-- What this task involves --
Repeat each record below exactly, dropping the pictures.

Data excerpts
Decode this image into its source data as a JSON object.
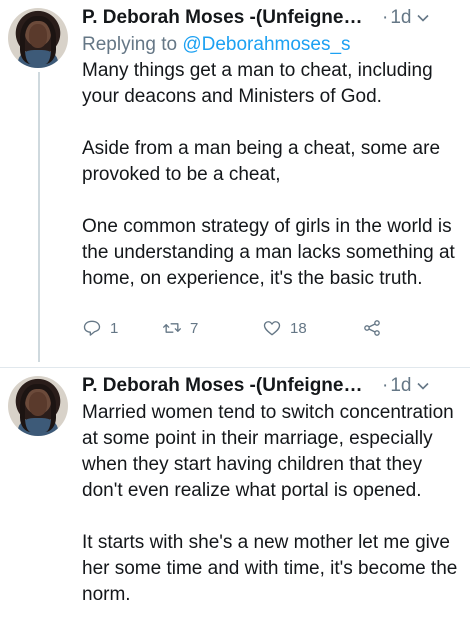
{
  "tweets": [
    {
      "author": "P. Deborah Moses -(Unfeigned ...",
      "dot": "·",
      "time": "1d",
      "reply_prefix": "Replying to",
      "reply_handle": "@Deborahmoses_s",
      "paragraphs": [
        "Many things get a man to cheat, including your deacons and Ministers of God.",
        "Aside from a man being a cheat, some are provoked to be a cheat,",
        "One common strategy of girls in the world is the understanding a man lacks something at home, on experience, it's the basic truth."
      ],
      "reply_count": "1",
      "retweet_count": "7",
      "like_count": "18"
    },
    {
      "author": "P. Deborah Moses -(Unfeigned ...",
      "dot": "·",
      "time": "1d",
      "paragraphs": [
        "Married women tend to switch concentration at some point in their marriage, especially when they start having children that they don't even realize what portal is opened.",
        "It starts with she's a new mother let me give her some time and with time, it's become the norm."
      ]
    }
  ],
  "icons": {
    "reply": "reply-icon",
    "retweet": "retweet-icon",
    "like": "heart-icon",
    "share": "share-icon",
    "menu": "chevron-down-icon"
  },
  "colors": {
    "text": "#14171a",
    "secondary": "#657786",
    "link": "#1da1f2",
    "thread_line": "#cfd9de"
  }
}
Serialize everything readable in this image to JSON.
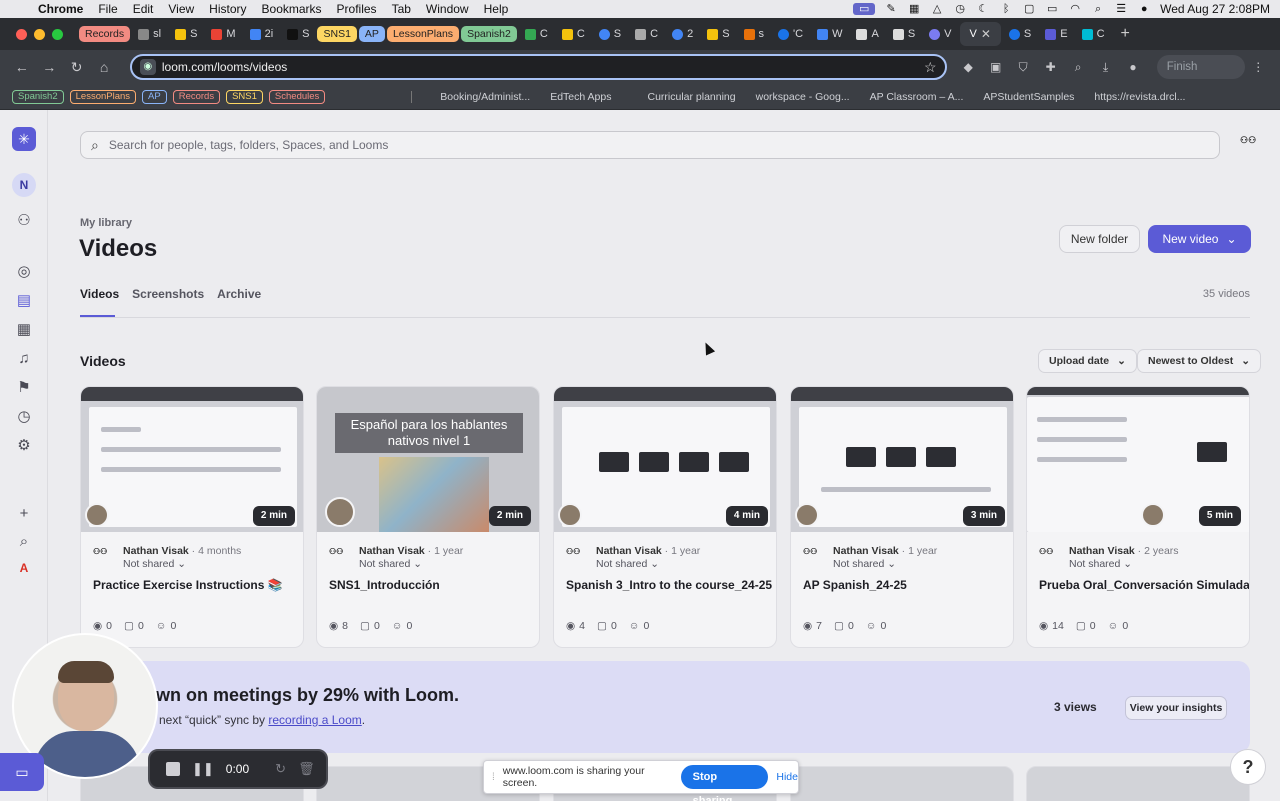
{
  "menubar": {
    "app": "Chrome",
    "items": [
      "File",
      "Edit",
      "View",
      "History",
      "Bookmarks",
      "Profiles",
      "Tab",
      "Window",
      "Help"
    ],
    "datetime": "Wed Aug 27  2:08PM"
  },
  "tabs": {
    "group_records": "Records",
    "group_sns1": "SNS1",
    "group_ap": "AP",
    "group_lessonplans": "LessonPlans",
    "group_spanish2": "Spanish2",
    "tab_sl": "sl",
    "tab_s1": "S",
    "tab_m": "M",
    "tab_2i": "2i",
    "tab_s2": "S",
    "tab_c1": "C",
    "tab_c2": "C",
    "tab_s3": "S",
    "tab_c3": "C",
    "tab_2": "2",
    "tab_s4": "S",
    "tab_s5": "s",
    "tab_quote": "'C",
    "tab_w": "W",
    "tab_a": "A",
    "tab_s6": "S",
    "tab_v": "V",
    "active": "V",
    "tab_s7": "S",
    "tab_e": "E",
    "tab_c4": "C"
  },
  "toolbar": {
    "url": "loom.com/looms/videos",
    "finish_update": "Finish update"
  },
  "bookmarks": {
    "chips": [
      "Spanish2",
      "LessonPlans",
      "AP",
      "Records",
      "SNS1",
      "Schedules"
    ],
    "items": [
      "Booking/Administ...",
      "EdTech Apps",
      "Curricular planning",
      "workspace - Goog...",
      "AP Classroom – A...",
      "APStudentSamples",
      "https://revista.drcl..."
    ]
  },
  "rail": {
    "avatar_initial": "N",
    "text_a": "A"
  },
  "search": {
    "placeholder": "Search for people, tags, folders, Spaces, and Looms"
  },
  "header": {
    "breadcrumb": "My library",
    "title": "Videos",
    "new_folder": "New folder",
    "new_video": "New video"
  },
  "lib_tabs": [
    "Videos",
    "Screenshots",
    "Archive"
  ],
  "video_count": "35 videos",
  "section": {
    "title": "Videos",
    "sort_by": "Upload date",
    "sort_order": "Newest to Oldest"
  },
  "videos": [
    {
      "duration": "2 min",
      "author": "Nathan Visak",
      "age": " · 4 months",
      "sharing": "Not shared",
      "title": "Practice Exercise Instructions 📚",
      "views": "0",
      "comments": "0",
      "reactions": "0"
    },
    {
      "duration": "2 min",
      "author": "Nathan Visak",
      "age": " · 1 year",
      "sharing": "Not shared",
      "title": "SNS1_Introducción",
      "views": "8",
      "comments": "0",
      "reactions": "0",
      "thumb_text": "Español para los hablantes nativos nivel 1"
    },
    {
      "duration": "4 min",
      "author": "Nathan Visak",
      "age": " · 1 year",
      "sharing": "Not shared",
      "title": "Spanish 3_Intro to the course_24-25",
      "views": "4",
      "comments": "0",
      "reactions": "0"
    },
    {
      "duration": "3 min",
      "author": "Nathan Visak",
      "age": " · 1 year",
      "sharing": "Not shared",
      "title": "AP Spanish_24-25",
      "views": "7",
      "comments": "0",
      "reactions": "0"
    },
    {
      "duration": "5 min",
      "author": "Nathan Visak",
      "age": " · 2 years",
      "sharing": "Not shared",
      "title": "Prueba Oral_Conversación Simulada1",
      "views": "14",
      "comments": "0",
      "reactions": "0"
    }
  ],
  "promo": {
    "title": "own on meetings by 29% with Loom.",
    "sub_prefix": "ur next “quick” sync by ",
    "sub_link": "recording a Loom",
    "sub_suffix": ".",
    "views": "3 views",
    "insights_button": "View your insights"
  },
  "recorder": {
    "timer": "0:00"
  },
  "share_bar": {
    "message": "www.loom.com is sharing your screen.",
    "stop": "Stop sharing",
    "hide": "Hide"
  },
  "help": "?",
  "colors": {
    "accent": "#5b5bd6",
    "chrome_blue": "#1a73e8"
  }
}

-- Task output --
Decode this image into its source data as a JSON object.
{
  "tweets": [
    {
      "author": "P. Deborah Moses -(Unfeigned ...",
      "dot": "·",
      "time": "1d",
      "reply_prefix": "Replying to",
      "reply_handle": "@Deborahmoses_s",
      "paragraphs": [
        "Many things get a man to cheat, including your deacons and Ministers of God.",
        "Aside from a man being a cheat, some are provoked to be a cheat,",
        "One common strategy of girls in the world is the understanding a man lacks something at home, on experience, it's the basic truth."
      ],
      "reply_count": "1",
      "retweet_count": "7",
      "like_count": "18"
    },
    {
      "author": "P. Deborah Moses -(Unfeigned ...",
      "dot": "·",
      "time": "1d",
      "paragraphs": [
        "Married women tend to switch concentration at some point in their marriage, especially when they start having children that they don't even realize what portal is opened.",
        "It starts with she's a new mother let me give her some time and with time, it's become the norm."
      ]
    }
  ],
  "icons": {
    "reply": "reply-icon",
    "retweet": "retweet-icon",
    "like": "heart-icon",
    "share": "share-icon",
    "menu": "chevron-down-icon"
  },
  "colors": {
    "text": "#14171a",
    "secondary": "#657786",
    "link": "#1da1f2",
    "thread_line": "#cfd9de"
  }
}
Serialize everything readable in this image to JSON.
{
  "menubar": {
    "app": "Chrome",
    "items": [
      "File",
      "Edit",
      "View",
      "History",
      "Bookmarks",
      "Profiles",
      "Tab",
      "Window",
      "Help"
    ],
    "datetime": "Wed Aug 27  2:08PM"
  },
  "tabs": {
    "group_records": "Records",
    "group_sns1": "SNS1",
    "group_ap": "AP",
    "group_lessonplans": "LessonPlans",
    "group_spanish2": "Spanish2",
    "tab_sl": "sl",
    "tab_s1": "S",
    "tab_m": "M",
    "tab_2i": "2i",
    "tab_s2": "S",
    "tab_c1": "C",
    "tab_c2": "C",
    "tab_s3": "S",
    "tab_c3": "C",
    "tab_2": "2",
    "tab_s4": "S",
    "tab_s5": "s",
    "tab_quote": "'C",
    "tab_w": "W",
    "tab_a": "A",
    "tab_s6": "S",
    "tab_v": "V",
    "active": "V",
    "tab_s7": "S",
    "tab_e": "E",
    "tab_c4": "C"
  },
  "toolbar": {
    "url": "loom.com/looms/videos",
    "finish_update": "Finish update"
  },
  "bookmarks": {
    "chips": [
      "Spanish2",
      "LessonPlans",
      "AP",
      "Records",
      "SNS1",
      "Schedules"
    ],
    "items": [
      "Booking/Administ...",
      "EdTech Apps",
      "Curricular planning",
      "workspace - Goog...",
      "AP Classroom – A...",
      "APStudentSamples",
      "https://revista.drcl..."
    ]
  },
  "rail": {
    "avatar_initial": "N",
    "text_a": "A"
  },
  "search": {
    "placeholder": "Search for people, tags, folders, Spaces, and Looms"
  },
  "header": {
    "breadcrumb": "My library",
    "title": "Videos",
    "new_folder": "New folder",
    "new_video": "New video"
  },
  "lib_tabs": [
    "Videos",
    "Screenshots",
    "Archive"
  ],
  "video_count": "35 videos",
  "section": {
    "title": "Videos",
    "sort_by": "Upload date",
    "sort_order": "Newest to Oldest"
  },
  "videos": [
    {
      "duration": "2 min",
      "author": "Nathan Visak",
      "age": " · 4 months",
      "sharing": "Not shared",
      "title": "Practice Exercise Instructions 📚",
      "views": "0",
      "comments": "0",
      "reactions": "0"
    },
    {
      "duration": "2 min",
      "author": "Nathan Visak",
      "age": " · 1 year",
      "sharing": "Not shared",
      "title": "SNS1_Introducción",
      "views": "8",
      "comments": "0",
      "reactions": "0",
      "thumb_text": "Español para los hablantes nativos nivel 1"
    },
    {
      "duration": "4 min",
      "author": "Nathan Visak",
      "age": " · 1 year",
      "sharing": "Not shared",
      "title": "Spanish 3_Intro to the course_24-25",
      "views": "4",
      "comments": "0",
      "reactions": "0"
    },
    {
      "duration": "3 min",
      "author": "Nathan Visak",
      "age": " · 1 year",
      "sharing": "Not shared",
      "title": "AP Spanish_24-25",
      "views": "7",
      "comments": "0",
      "reactions": "0"
    },
    {
      "duration": "5 min",
      "author": "Nathan Visak",
      "age": " · 2 years",
      "sharing": "Not shared",
      "title": "Prueba Oral_Conversación Simulada1",
      "views": "14",
      "comments": "0",
      "reactions": "0"
    }
  ],
  "promo": {
    "title": "own on meetings by 29% with Loom.",
    "sub_prefix": "ur next “quick” sync by ",
    "sub_link": "recording a Loom",
    "sub_suffix": ".",
    "views": "3 views",
    "insights_button": "View your insights"
  },
  "recorder": {
    "timer": "0:00"
  },
  "share_bar": {
    "message": "www.loom.com is sharing your screen.",
    "stop": "Stop sharing",
    "hide": "Hide"
  },
  "help": "?",
  "colors": {
    "accent": "#5b5bd6",
    "chrome_blue": "#1a73e8"
  }
}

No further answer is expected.